* EXERCISE INSTRUCTIONS *
Copy every line below where the string "White" is found.

* GIVEN DATA *

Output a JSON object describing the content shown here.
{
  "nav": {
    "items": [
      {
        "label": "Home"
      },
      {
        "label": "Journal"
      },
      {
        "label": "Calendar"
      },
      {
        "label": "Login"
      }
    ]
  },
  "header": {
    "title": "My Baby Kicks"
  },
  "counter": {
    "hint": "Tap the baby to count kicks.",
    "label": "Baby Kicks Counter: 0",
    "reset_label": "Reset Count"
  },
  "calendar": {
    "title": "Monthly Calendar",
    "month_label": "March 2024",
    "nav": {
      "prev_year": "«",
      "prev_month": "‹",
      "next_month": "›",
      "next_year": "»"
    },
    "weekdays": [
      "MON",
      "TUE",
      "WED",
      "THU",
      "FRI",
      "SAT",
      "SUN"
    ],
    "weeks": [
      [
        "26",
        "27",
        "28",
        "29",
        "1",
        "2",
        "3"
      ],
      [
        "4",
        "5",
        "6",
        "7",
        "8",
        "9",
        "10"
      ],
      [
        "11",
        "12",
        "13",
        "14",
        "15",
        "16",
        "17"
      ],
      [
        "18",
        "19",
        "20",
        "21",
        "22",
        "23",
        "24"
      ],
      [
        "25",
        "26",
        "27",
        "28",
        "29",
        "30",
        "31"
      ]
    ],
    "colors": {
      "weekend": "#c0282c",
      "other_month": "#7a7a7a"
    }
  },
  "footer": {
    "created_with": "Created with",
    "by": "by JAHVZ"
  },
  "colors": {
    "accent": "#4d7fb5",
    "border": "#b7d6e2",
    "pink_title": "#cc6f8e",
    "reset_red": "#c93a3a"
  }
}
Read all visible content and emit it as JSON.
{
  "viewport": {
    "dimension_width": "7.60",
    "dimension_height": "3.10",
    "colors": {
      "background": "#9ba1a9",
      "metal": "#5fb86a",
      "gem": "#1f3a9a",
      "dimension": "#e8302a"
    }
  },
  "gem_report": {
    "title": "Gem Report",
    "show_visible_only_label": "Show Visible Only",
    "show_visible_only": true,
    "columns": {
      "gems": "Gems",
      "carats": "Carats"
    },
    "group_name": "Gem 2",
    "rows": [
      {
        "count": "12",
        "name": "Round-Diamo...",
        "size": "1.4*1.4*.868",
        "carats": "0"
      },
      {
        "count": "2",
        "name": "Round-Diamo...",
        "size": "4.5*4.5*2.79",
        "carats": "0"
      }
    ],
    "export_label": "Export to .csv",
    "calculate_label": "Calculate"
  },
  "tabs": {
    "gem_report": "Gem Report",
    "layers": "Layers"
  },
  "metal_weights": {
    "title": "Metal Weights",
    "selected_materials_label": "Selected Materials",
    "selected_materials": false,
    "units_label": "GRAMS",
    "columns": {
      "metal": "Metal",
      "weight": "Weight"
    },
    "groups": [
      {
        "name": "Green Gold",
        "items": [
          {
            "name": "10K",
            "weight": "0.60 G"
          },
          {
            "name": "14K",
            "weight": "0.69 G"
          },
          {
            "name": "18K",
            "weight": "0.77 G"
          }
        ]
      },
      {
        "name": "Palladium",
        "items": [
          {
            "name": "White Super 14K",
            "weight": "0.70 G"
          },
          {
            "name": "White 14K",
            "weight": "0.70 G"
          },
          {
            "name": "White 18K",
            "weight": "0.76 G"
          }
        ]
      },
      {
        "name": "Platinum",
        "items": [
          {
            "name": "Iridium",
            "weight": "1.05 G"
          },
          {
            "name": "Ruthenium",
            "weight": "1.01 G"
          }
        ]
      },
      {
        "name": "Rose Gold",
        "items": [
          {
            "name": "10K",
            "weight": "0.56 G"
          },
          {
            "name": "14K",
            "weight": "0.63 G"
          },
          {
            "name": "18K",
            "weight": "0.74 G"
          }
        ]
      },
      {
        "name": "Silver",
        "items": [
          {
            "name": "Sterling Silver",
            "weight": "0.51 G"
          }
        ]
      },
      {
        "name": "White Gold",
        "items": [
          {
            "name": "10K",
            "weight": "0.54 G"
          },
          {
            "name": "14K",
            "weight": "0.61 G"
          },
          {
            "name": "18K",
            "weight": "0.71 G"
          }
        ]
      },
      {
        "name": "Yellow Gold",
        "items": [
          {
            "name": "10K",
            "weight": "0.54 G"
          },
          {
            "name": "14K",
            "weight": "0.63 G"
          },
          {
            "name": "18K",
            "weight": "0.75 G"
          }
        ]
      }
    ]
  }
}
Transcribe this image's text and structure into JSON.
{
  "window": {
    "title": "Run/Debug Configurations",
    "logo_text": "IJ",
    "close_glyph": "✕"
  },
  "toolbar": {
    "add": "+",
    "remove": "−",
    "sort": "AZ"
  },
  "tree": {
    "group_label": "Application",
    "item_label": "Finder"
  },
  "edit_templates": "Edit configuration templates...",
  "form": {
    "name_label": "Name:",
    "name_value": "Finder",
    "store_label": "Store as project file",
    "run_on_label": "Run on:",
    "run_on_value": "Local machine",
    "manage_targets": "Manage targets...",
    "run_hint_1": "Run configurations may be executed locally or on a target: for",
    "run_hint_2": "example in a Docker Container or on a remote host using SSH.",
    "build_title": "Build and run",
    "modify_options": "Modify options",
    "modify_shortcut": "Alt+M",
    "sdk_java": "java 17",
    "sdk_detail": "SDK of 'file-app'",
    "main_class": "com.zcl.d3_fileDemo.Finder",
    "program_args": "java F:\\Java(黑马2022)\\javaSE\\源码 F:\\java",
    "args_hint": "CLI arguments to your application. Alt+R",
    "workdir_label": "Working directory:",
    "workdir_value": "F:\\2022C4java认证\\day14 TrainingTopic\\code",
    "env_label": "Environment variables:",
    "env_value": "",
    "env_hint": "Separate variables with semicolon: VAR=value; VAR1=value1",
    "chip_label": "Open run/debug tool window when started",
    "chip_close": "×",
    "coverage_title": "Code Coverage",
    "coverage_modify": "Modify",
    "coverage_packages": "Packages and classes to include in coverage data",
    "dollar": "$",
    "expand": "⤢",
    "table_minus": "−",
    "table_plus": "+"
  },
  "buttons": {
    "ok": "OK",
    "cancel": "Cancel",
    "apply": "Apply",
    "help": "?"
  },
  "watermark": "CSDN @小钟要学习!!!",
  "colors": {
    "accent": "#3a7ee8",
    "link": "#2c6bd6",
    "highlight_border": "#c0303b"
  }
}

* TASK ANSWER *
            "name": "White Super 14K",
            "name": "White 14K",
            "name": "White 18K",
        "name": "White Gold",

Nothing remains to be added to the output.